◆ **Prompt**
Restate the listing word for word; omit the images.

◆ **Dataset records**
----------
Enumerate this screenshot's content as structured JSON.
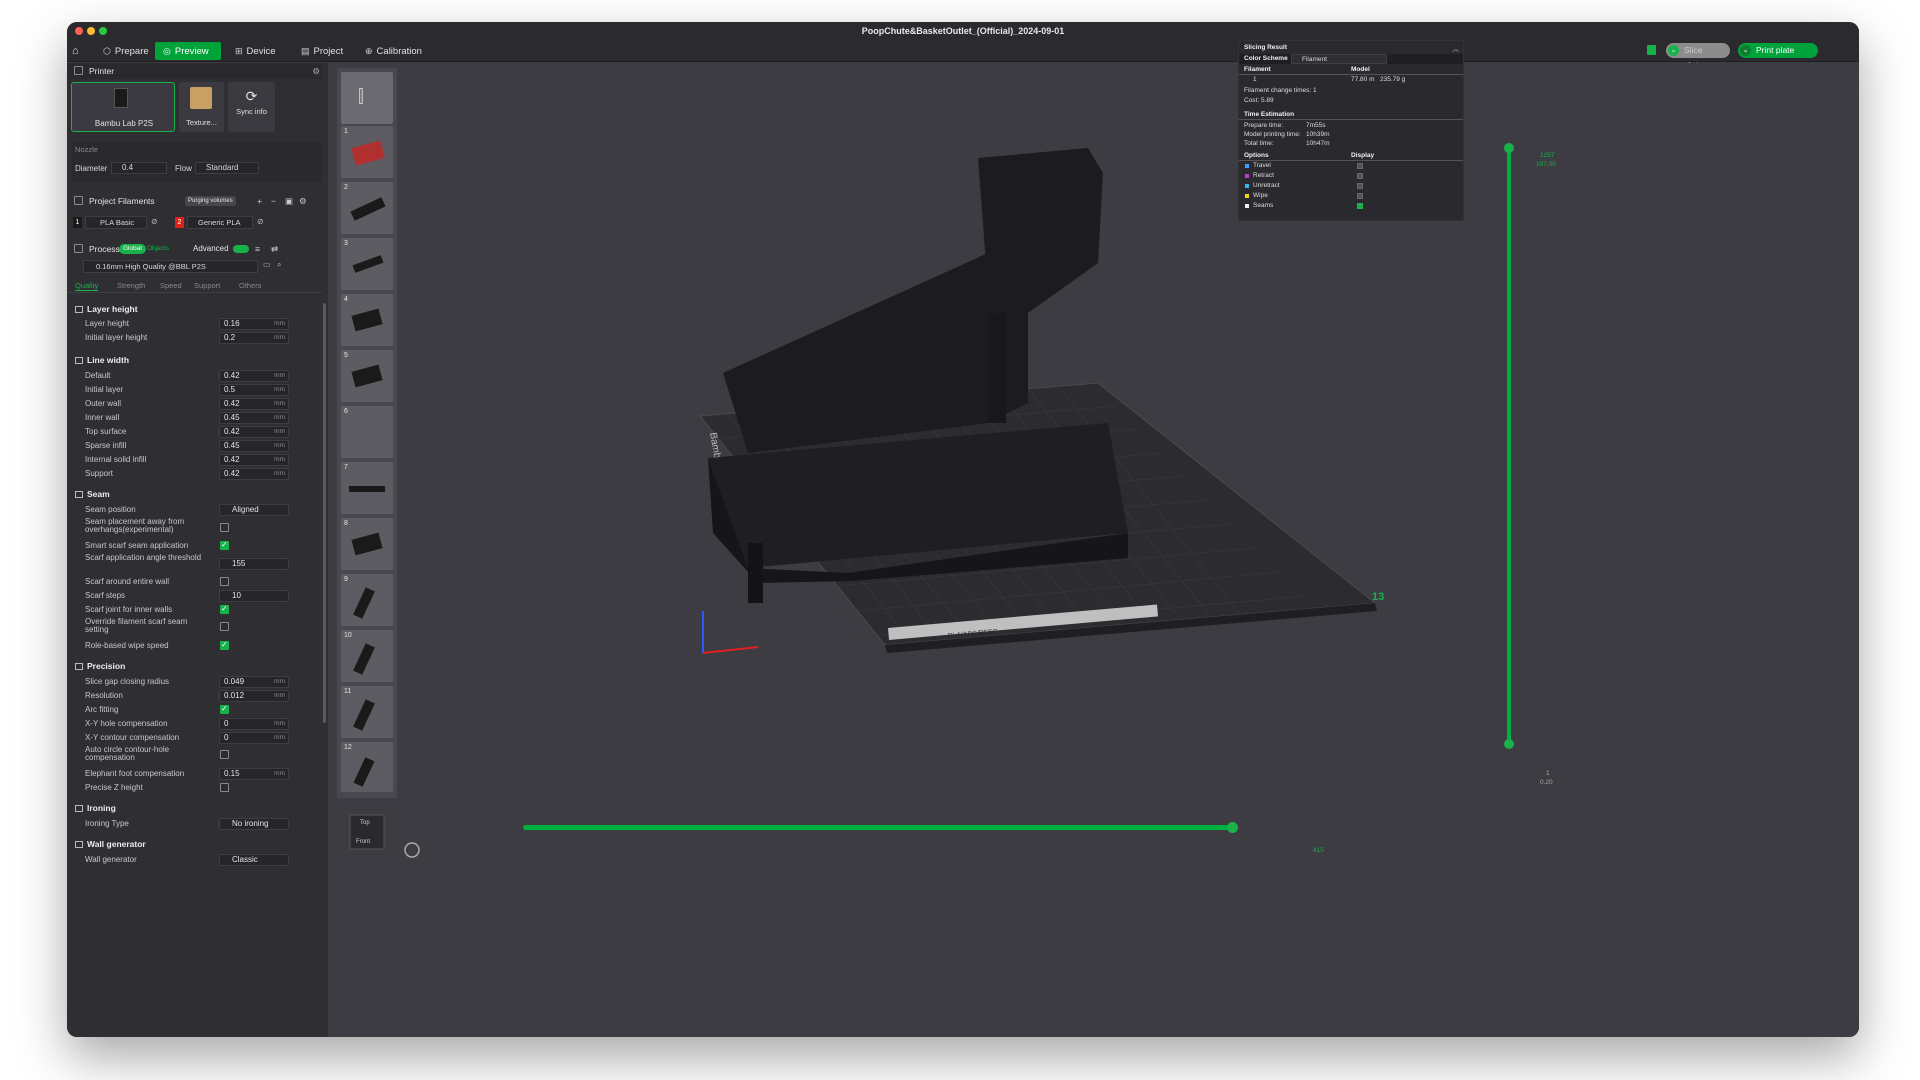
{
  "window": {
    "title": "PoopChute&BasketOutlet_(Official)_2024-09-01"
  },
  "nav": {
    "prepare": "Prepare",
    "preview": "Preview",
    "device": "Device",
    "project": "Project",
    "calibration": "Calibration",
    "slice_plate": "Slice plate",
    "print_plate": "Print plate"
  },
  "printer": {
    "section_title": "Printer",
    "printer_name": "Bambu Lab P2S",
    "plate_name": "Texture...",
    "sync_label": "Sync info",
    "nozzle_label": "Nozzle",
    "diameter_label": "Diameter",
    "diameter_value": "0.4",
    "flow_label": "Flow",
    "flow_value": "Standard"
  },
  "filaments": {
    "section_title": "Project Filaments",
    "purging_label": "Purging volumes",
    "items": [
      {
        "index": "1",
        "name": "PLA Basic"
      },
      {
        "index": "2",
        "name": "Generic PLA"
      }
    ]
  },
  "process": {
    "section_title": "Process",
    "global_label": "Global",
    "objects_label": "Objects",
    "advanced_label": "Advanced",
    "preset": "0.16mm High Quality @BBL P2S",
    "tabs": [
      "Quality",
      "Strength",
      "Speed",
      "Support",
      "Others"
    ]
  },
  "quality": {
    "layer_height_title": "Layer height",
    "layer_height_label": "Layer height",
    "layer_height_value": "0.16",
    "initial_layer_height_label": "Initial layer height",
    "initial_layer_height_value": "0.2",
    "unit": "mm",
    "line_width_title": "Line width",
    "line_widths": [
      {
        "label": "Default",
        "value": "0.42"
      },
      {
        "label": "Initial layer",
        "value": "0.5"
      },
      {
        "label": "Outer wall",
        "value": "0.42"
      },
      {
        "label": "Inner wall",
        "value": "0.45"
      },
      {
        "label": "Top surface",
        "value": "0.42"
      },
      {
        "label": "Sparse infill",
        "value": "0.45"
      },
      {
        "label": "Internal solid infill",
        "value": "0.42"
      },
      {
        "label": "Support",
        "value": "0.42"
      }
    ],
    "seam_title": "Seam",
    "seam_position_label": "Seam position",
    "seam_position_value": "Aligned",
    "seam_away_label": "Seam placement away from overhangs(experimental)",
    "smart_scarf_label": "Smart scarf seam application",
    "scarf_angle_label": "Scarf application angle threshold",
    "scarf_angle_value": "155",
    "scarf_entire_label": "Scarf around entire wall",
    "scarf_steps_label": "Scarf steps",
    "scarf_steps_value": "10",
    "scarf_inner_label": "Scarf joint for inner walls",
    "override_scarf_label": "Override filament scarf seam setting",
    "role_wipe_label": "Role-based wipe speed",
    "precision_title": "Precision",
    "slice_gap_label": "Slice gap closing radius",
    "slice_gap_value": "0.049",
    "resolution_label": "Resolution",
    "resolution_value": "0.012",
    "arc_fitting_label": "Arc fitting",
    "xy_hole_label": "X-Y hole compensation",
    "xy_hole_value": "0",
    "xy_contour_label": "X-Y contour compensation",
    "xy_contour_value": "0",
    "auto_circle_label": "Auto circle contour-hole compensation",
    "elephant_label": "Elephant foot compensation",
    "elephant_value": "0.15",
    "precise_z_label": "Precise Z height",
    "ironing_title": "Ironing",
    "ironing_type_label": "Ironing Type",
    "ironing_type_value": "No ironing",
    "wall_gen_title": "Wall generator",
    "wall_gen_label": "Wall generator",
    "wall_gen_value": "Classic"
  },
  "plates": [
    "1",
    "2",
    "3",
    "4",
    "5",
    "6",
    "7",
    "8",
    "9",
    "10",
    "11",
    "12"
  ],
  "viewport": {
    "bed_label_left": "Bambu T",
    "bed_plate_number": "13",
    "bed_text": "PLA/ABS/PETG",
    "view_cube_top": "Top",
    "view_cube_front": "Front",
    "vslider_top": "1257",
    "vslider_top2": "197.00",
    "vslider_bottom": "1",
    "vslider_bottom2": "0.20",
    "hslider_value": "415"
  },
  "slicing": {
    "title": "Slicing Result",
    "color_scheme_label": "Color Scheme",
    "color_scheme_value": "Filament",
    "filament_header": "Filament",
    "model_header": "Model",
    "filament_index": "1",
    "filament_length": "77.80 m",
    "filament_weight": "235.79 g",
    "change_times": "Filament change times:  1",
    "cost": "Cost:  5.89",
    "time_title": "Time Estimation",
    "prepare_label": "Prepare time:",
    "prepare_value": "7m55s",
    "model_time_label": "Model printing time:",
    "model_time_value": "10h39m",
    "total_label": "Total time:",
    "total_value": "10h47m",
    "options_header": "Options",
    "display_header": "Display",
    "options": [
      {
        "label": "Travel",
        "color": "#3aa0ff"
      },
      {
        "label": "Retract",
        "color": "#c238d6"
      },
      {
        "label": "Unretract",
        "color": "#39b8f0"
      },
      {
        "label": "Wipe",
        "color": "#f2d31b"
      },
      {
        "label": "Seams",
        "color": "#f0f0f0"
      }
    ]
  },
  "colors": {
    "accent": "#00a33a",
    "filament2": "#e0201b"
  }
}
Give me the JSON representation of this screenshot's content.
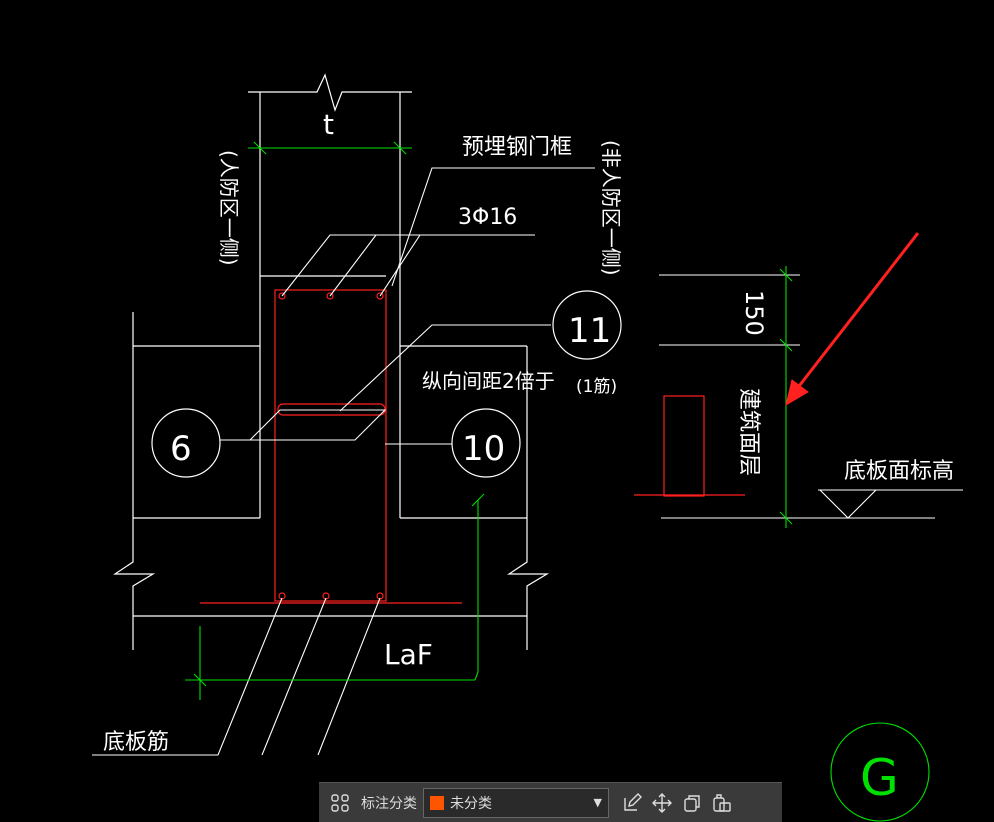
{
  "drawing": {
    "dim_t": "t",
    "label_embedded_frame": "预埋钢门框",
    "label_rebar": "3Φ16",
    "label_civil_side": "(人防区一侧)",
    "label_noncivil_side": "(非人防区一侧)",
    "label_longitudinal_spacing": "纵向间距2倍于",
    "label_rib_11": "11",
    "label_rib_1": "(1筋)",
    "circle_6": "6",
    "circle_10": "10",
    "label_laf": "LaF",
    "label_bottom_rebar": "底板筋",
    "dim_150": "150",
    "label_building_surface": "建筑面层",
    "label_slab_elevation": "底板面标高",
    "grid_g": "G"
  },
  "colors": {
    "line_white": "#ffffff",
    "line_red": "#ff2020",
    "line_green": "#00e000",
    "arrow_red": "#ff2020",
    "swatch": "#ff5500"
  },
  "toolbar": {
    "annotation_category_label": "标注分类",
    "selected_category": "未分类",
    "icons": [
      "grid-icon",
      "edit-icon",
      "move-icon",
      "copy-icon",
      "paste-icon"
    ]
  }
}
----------
◆ **Expected output**
Enumerate this screenshot's content as structured JSON.
{
  "window": {
    "title": "PoopChute&BasketOutlet_(Official)_2024-09-01"
  },
  "nav": {
    "prepare": "Prepare",
    "preview": "Preview",
    "device": "Device",
    "project": "Project",
    "calibration": "Calibration",
    "slice_plate": "Slice plate",
    "print_plate": "Print plate"
  },
  "printer": {
    "section_title": "Printer",
    "printer_name": "Bambu Lab P2S",
    "plate_name": "Texture...",
    "sync_label": "Sync info",
    "nozzle_label": "Nozzle",
    "diameter_label": "Diameter",
    "diameter_value": "0.4",
    "flow_label": "Flow",
    "flow_value": "Standard"
  },
  "filaments": {
    "section_title": "Project Filaments",
    "purging_label": "Purging volumes",
    "items": [
      {
        "index": "1",
        "name": "PLA Basic"
      },
      {
        "index": "2",
        "name": "Generic PLA"
      }
    ]
  },
  "process": {
    "section_title": "Process",
    "global_label": "Global",
    "objects_label": "Objects",
    "advanced_label": "Advanced",
    "preset": "0.16mm High Quality @BBL P2S",
    "tabs": [
      "Quality",
      "Strength",
      "Speed",
      "Support",
      "Others"
    ]
  },
  "quality": {
    "layer_height_title": "Layer height",
    "layer_height_label": "Layer height",
    "layer_height_value": "0.16",
    "initial_layer_height_label": "Initial layer height",
    "initial_layer_height_value": "0.2",
    "unit": "mm",
    "line_width_title": "Line width",
    "line_widths": [
      {
        "label": "Default",
        "value": "0.42"
      },
      {
        "label": "Initial layer",
        "value": "0.5"
      },
      {
        "label": "Outer wall",
        "value": "0.42"
      },
      {
        "label": "Inner wall",
        "value": "0.45"
      },
      {
        "label": "Top surface",
        "value": "0.42"
      },
      {
        "label": "Sparse infill",
        "value": "0.45"
      },
      {
        "label": "Internal solid infill",
        "value": "0.42"
      },
      {
        "label": "Support",
        "value": "0.42"
      }
    ],
    "seam_title": "Seam",
    "seam_position_label": "Seam position",
    "seam_position_value": "Aligned",
    "seam_away_label": "Seam placement away from overhangs(experimental)",
    "smart_scarf_label": "Smart scarf seam application",
    "scarf_angle_label": "Scarf application angle threshold",
    "scarf_angle_value": "155",
    "scarf_entire_label": "Scarf around entire wall",
    "scarf_steps_label": "Scarf steps",
    "scarf_steps_value": "10",
    "scarf_inner_label": "Scarf joint for inner walls",
    "override_scarf_label": "Override filament scarf seam setting",
    "role_wipe_label": "Role-based wipe speed",
    "precision_title": "Precision",
    "slice_gap_label": "Slice gap closing radius",
    "slice_gap_value": "0.049",
    "resolution_label": "Resolution",
    "resolution_value": "0.012",
    "arc_fitting_label": "Arc fitting",
    "xy_hole_label": "X-Y hole compensation",
    "xy_hole_value": "0",
    "xy_contour_label": "X-Y contour compensation",
    "xy_contour_value": "0",
    "auto_circle_label": "Auto circle contour-hole compensation",
    "elephant_label": "Elephant foot compensation",
    "elephant_value": "0.15",
    "precise_z_label": "Precise Z height",
    "ironing_title": "Ironing",
    "ironing_type_label": "Ironing Type",
    "ironing_type_value": "No ironing",
    "wall_gen_title": "Wall generator",
    "wall_gen_label": "Wall generator",
    "wall_gen_value": "Classic"
  },
  "plates": [
    "1",
    "2",
    "3",
    "4",
    "5",
    "6",
    "7",
    "8",
    "9",
    "10",
    "11",
    "12"
  ],
  "viewport": {
    "bed_label_left": "Bambu T",
    "bed_plate_number": "13",
    "bed_text": "PLA/ABS/PETG",
    "view_cube_top": "Top",
    "view_cube_front": "Front",
    "vslider_top": "1257",
    "vslider_top2": "197.00",
    "vslider_bottom": "1",
    "vslider_bottom2": "0.20",
    "hslider_value": "415"
  },
  "slicing": {
    "title": "Slicing Result",
    "color_scheme_label": "Color Scheme",
    "color_scheme_value": "Filament",
    "filament_header": "Filament",
    "model_header": "Model",
    "filament_index": "1",
    "filament_length": "77.80 m",
    "filament_weight": "235.79 g",
    "change_times": "Filament change times:  1",
    "cost": "Cost:  5.89",
    "time_title": "Time Estimation",
    "prepare_label": "Prepare time:",
    "prepare_value": "7m55s",
    "model_time_label": "Model printing time:",
    "model_time_value": "10h39m",
    "total_label": "Total time:",
    "total_value": "10h47m",
    "options_header": "Options",
    "display_header": "Display",
    "options": [
      {
        "label": "Travel",
        "color": "#3aa0ff"
      },
      {
        "label": "Retract",
        "color": "#c238d6"
      },
      {
        "label": "Unretract",
        "color": "#39b8f0"
      },
      {
        "label": "Wipe",
        "color": "#f2d31b"
      },
      {
        "label": "Seams",
        "color": "#f0f0f0"
      }
    ]
  },
  "colors": {
    "accent": "#00a33a",
    "filament2": "#e0201b"
  }
}
Give me the JSON representation of this screenshot's content.
{
  "drawing": {
    "dim_t": "t",
    "label_embedded_frame": "预埋钢门框",
    "label_rebar": "3Φ16",
    "label_civil_side": "(人防区一侧)",
    "label_noncivil_side": "(非人防区一侧)",
    "label_longitudinal_spacing": "纵向间距2倍于",
    "label_rib_11": "11",
    "label_rib_1": "(1筋)",
    "circle_6": "6",
    "circle_10": "10",
    "label_laf": "LaF",
    "label_bottom_rebar": "底板筋",
    "dim_150": "150",
    "label_building_surface": "建筑面层",
    "label_slab_elevation": "底板面标高",
    "grid_g": "G"
  },
  "colors": {
    "line_white": "#ffffff",
    "line_red": "#ff2020",
    "line_green": "#00e000",
    "arrow_red": "#ff2020",
    "swatch": "#ff5500"
  },
  "toolbar": {
    "annotation_category_label": "标注分类",
    "selected_category": "未分类",
    "icons": [
      "grid-icon",
      "edit-icon",
      "move-icon",
      "copy-icon",
      "paste-icon"
    ]
  }
}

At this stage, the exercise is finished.